─── DATA IN THIS EXERCISE

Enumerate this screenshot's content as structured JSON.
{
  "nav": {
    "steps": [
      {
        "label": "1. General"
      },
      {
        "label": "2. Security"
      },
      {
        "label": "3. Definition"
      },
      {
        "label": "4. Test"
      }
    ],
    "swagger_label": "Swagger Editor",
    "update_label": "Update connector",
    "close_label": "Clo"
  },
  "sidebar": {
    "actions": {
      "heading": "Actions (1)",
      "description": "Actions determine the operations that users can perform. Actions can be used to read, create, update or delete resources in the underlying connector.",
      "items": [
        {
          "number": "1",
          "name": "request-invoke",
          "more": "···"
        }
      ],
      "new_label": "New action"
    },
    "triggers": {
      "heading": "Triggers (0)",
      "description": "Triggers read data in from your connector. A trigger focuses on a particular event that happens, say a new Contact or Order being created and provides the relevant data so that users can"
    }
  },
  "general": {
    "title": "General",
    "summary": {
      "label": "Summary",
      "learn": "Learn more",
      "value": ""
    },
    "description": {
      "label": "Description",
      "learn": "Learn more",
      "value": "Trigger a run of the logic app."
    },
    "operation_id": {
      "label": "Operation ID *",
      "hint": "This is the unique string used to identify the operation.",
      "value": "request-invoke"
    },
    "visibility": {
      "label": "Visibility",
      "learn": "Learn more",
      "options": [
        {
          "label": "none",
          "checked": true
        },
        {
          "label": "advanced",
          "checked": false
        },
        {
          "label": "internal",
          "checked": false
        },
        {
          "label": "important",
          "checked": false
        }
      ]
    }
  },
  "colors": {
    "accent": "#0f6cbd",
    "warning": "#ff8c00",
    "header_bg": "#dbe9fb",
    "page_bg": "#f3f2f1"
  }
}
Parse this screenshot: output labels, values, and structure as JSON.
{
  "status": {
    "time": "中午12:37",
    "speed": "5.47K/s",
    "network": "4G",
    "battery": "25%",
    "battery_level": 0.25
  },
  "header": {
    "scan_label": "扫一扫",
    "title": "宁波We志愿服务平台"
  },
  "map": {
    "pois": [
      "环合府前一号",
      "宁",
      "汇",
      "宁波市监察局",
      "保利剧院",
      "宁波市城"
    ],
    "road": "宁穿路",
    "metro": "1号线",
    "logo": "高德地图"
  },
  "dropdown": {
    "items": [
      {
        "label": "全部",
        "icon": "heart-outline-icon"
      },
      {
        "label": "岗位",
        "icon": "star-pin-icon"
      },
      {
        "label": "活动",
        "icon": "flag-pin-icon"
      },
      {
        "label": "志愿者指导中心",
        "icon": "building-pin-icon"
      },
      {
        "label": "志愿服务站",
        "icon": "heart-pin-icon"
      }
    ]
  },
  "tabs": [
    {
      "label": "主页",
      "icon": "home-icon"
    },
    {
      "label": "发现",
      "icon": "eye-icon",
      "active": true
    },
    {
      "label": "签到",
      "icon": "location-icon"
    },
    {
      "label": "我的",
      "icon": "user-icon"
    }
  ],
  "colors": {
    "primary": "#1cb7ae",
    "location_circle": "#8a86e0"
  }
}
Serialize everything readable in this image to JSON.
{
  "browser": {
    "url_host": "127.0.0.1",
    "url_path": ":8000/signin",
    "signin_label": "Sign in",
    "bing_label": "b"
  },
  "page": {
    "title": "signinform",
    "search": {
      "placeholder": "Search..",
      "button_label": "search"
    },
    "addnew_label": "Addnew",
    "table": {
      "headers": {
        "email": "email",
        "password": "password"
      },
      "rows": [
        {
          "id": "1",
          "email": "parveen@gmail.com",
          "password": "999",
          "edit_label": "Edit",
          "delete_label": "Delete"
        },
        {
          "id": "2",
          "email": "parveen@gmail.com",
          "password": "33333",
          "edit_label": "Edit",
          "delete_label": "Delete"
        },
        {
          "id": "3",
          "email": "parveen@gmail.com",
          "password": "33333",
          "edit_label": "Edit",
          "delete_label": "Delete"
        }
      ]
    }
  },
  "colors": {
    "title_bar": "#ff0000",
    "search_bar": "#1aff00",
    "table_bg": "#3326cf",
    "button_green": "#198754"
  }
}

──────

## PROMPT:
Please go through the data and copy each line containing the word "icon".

## ANSWER SECTION:
        "icon": "heart-outline-icon"
        "icon": "star-pin-icon"
        "icon": "flag-pin-icon"
        "icon": "building-pin-icon"
        "icon": "heart-pin-icon"
      "icon": "home-icon"
      "icon": "eye-icon",
      "icon": "location-icon"
      "icon": "user-icon"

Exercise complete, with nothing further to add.